Required work: Repeat the entries exactly, and do not carry the pictures over.

**********

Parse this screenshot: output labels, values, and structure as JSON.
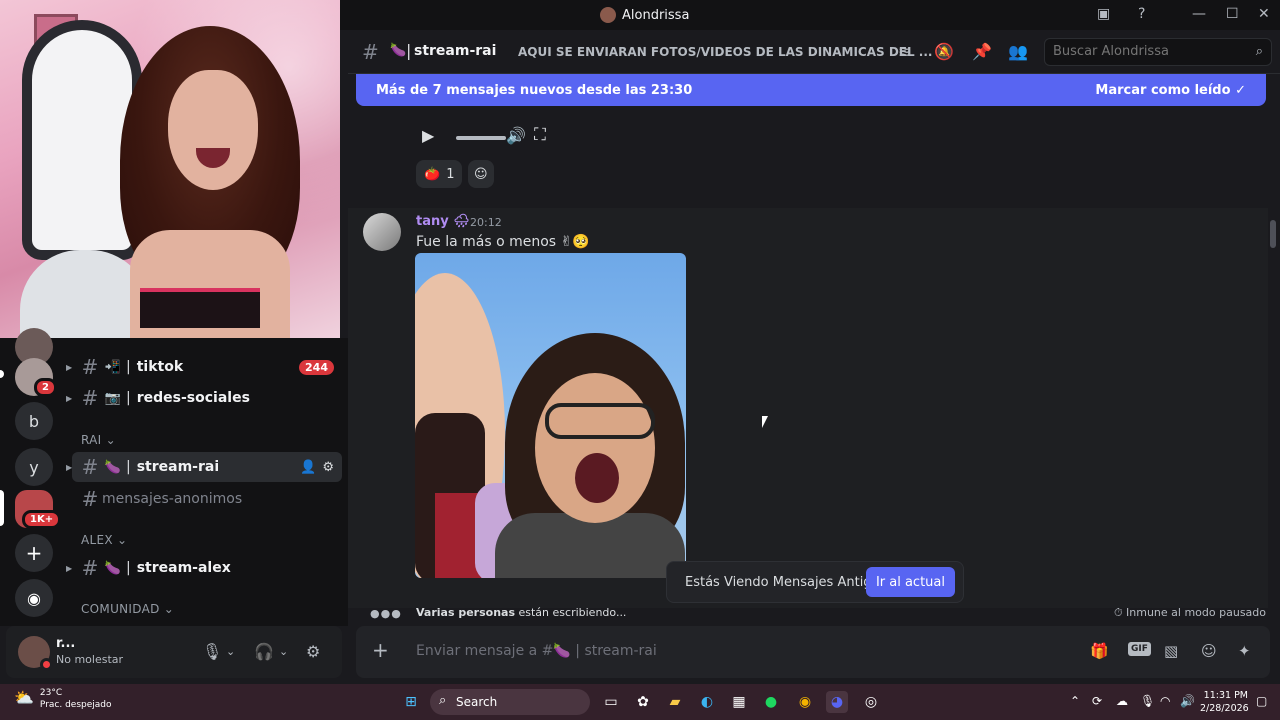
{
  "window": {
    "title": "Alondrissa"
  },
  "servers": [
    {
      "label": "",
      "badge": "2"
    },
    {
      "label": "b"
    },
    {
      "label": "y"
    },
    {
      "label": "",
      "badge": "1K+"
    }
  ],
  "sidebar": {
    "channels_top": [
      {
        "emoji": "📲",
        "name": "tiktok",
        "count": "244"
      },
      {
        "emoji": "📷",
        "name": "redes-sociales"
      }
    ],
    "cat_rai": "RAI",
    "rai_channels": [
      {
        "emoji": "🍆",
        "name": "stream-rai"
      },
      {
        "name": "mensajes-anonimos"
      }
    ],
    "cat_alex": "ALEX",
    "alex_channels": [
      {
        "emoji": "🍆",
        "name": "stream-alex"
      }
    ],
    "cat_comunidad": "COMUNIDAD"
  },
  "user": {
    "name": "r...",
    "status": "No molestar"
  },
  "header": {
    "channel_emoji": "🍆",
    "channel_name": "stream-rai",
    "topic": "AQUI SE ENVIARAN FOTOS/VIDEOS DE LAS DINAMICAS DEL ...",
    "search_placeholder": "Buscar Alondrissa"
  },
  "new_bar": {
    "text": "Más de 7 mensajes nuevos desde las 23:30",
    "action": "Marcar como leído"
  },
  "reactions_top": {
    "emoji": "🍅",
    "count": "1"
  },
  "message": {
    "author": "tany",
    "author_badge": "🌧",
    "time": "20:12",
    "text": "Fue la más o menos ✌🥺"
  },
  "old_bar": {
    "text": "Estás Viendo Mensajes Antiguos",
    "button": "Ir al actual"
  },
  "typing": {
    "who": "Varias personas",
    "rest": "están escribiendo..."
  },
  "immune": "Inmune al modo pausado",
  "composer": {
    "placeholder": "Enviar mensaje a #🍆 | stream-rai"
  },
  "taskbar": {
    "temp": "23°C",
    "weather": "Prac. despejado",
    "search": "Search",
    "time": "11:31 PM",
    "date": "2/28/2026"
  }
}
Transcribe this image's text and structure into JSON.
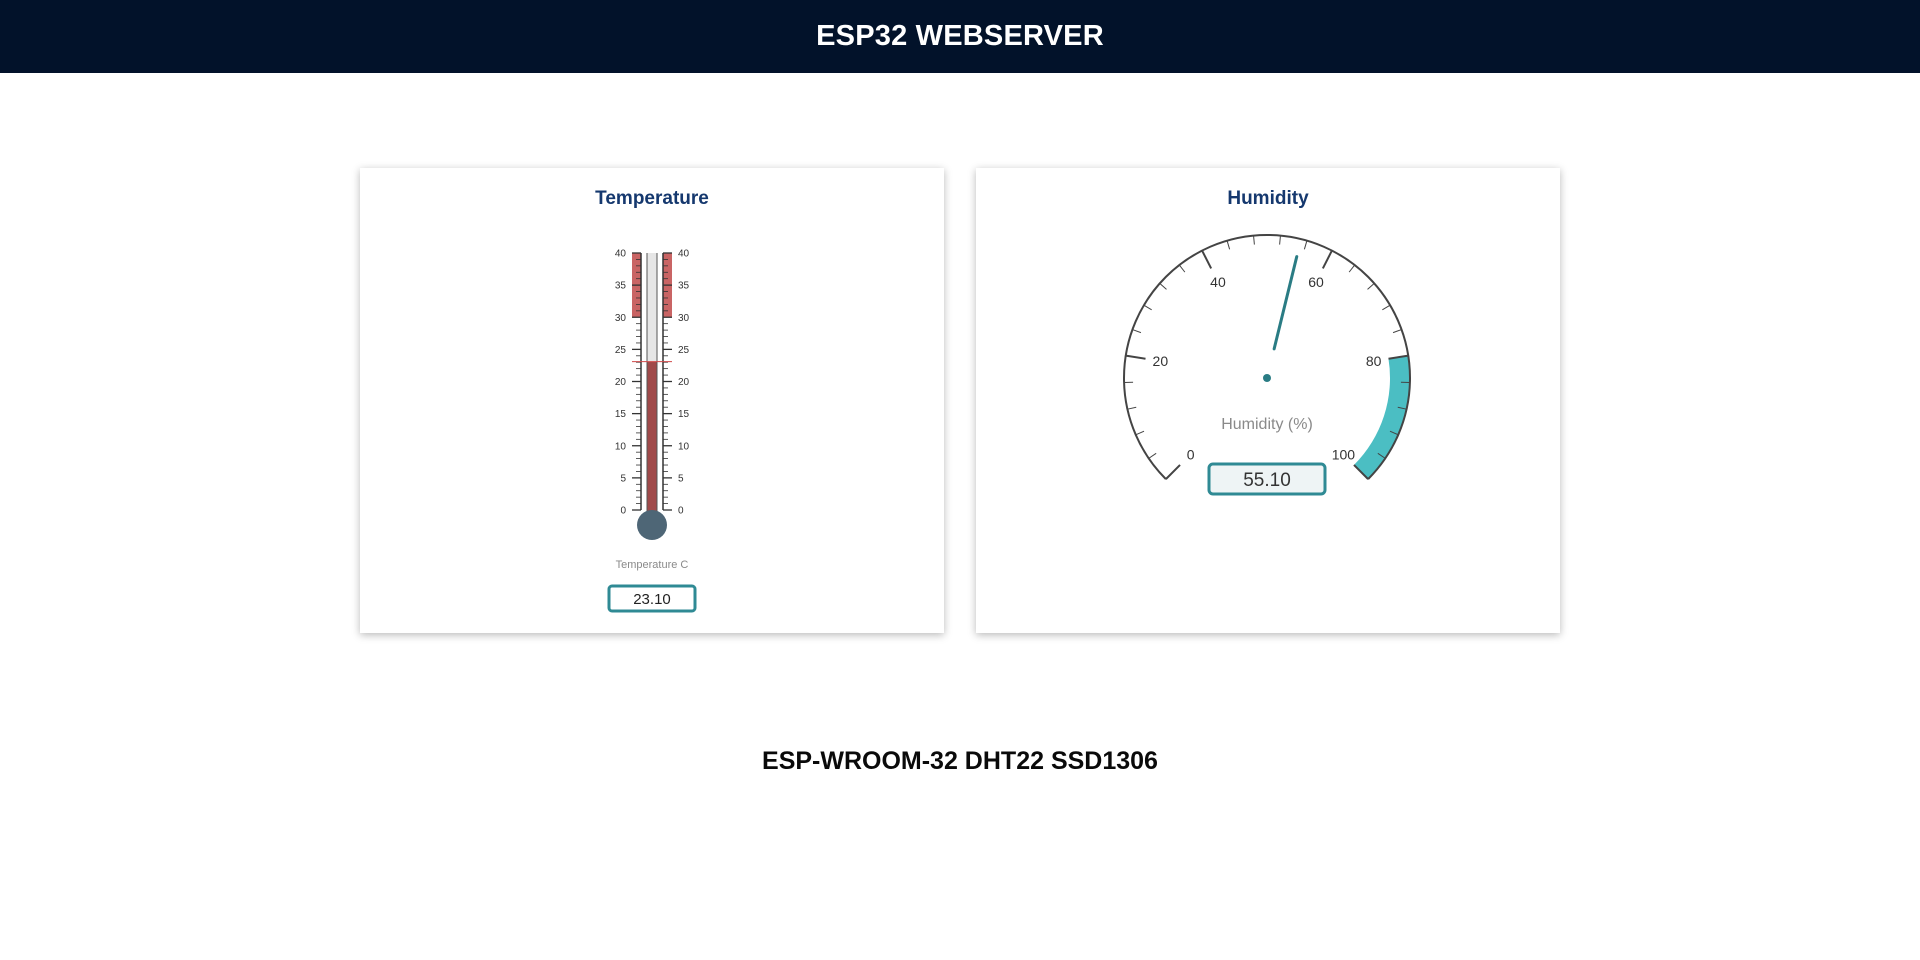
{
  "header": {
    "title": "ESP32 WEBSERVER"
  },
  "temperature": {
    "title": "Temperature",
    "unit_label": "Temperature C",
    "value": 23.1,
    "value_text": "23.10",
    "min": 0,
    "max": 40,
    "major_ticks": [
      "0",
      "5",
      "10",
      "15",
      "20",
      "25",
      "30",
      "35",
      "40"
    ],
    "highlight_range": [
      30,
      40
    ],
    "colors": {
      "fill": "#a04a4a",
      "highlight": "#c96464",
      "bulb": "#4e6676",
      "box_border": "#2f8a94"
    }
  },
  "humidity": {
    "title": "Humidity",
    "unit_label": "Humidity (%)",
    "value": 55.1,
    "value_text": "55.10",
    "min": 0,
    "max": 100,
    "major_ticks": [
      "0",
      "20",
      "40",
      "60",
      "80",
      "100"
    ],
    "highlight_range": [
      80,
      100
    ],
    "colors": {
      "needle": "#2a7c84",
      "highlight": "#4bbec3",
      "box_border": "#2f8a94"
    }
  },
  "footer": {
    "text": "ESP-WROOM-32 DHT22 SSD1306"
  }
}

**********

Answer space:
Parse this screenshot: output labels, values, and structure as JSON.
{
  "window": {
    "title": "Alondrissa"
  },
  "servers": [
    {
      "label": "",
      "badge": "2"
    },
    {
      "label": "b"
    },
    {
      "label": "y"
    },
    {
      "label": "",
      "badge": "1K+"
    }
  ],
  "sidebar": {
    "channels_top": [
      {
        "emoji": "📲",
        "name": "tiktok",
        "count": "244"
      },
      {
        "emoji": "📷",
        "name": "redes-sociales"
      }
    ],
    "cat_rai": "RAI",
    "rai_channels": [
      {
        "emoji": "🍆",
        "name": "stream-rai"
      },
      {
        "name": "mensajes-anonimos"
      }
    ],
    "cat_alex": "ALEX",
    "alex_channels": [
      {
        "emoji": "🍆",
        "name": "stream-alex"
      }
    ],
    "cat_comunidad": "COMUNIDAD"
  },
  "user": {
    "name": "r...",
    "status": "No molestar"
  },
  "header": {
    "channel_emoji": "🍆",
    "channel_name": "stream-rai",
    "topic": "AQUI SE ENVIARAN FOTOS/VIDEOS DE LAS DINAMICAS DEL ...",
    "search_placeholder": "Buscar Alondrissa"
  },
  "new_bar": {
    "text": "Más de 7 mensajes nuevos desde las 23:30",
    "action": "Marcar como leído"
  },
  "reactions_top": {
    "emoji": "🍅",
    "count": "1"
  },
  "message": {
    "author": "tany",
    "author_badge": "🌧",
    "time": "20:12",
    "text": "Fue la más o menos ✌🥺"
  },
  "old_bar": {
    "text": "Estás Viendo Mensajes Antiguos",
    "button": "Ir al actual"
  },
  "typing": {
    "who": "Varias personas",
    "rest": "están escribiendo..."
  },
  "immune": "Inmune al modo pausado",
  "composer": {
    "placeholder": "Enviar mensaje a #🍆 | stream-rai"
  },
  "taskbar": {
    "temp": "23°C",
    "weather": "Prac. despejado",
    "search": "Search",
    "time": "11:31 PM",
    "date": "2/28/2026"
  }
}
Transcribe this image's text and structure into JSON.
{
  "header": {
    "title": "ESP32 WEBSERVER"
  },
  "temperature": {
    "title": "Temperature",
    "unit_label": "Temperature C",
    "value": 23.1,
    "value_text": "23.10",
    "min": 0,
    "max": 40,
    "major_ticks": [
      "0",
      "5",
      "10",
      "15",
      "20",
      "25",
      "30",
      "35",
      "40"
    ],
    "highlight_range": [
      30,
      40
    ],
    "colors": {
      "fill": "#a04a4a",
      "highlight": "#c96464",
      "bulb": "#4e6676",
      "box_border": "#2f8a94"
    }
  },
  "humidity": {
    "title": "Humidity",
    "unit_label": "Humidity (%)",
    "value": 55.1,
    "value_text": "55.10",
    "min": 0,
    "max": 100,
    "major_ticks": [
      "0",
      "20",
      "40",
      "60",
      "80",
      "100"
    ],
    "highlight_range": [
      80,
      100
    ],
    "colors": {
      "needle": "#2a7c84",
      "highlight": "#4bbec3",
      "box_border": "#2f8a94"
    }
  },
  "footer": {
    "text": "ESP-WROOM-32 DHT22 SSD1306"
  }
}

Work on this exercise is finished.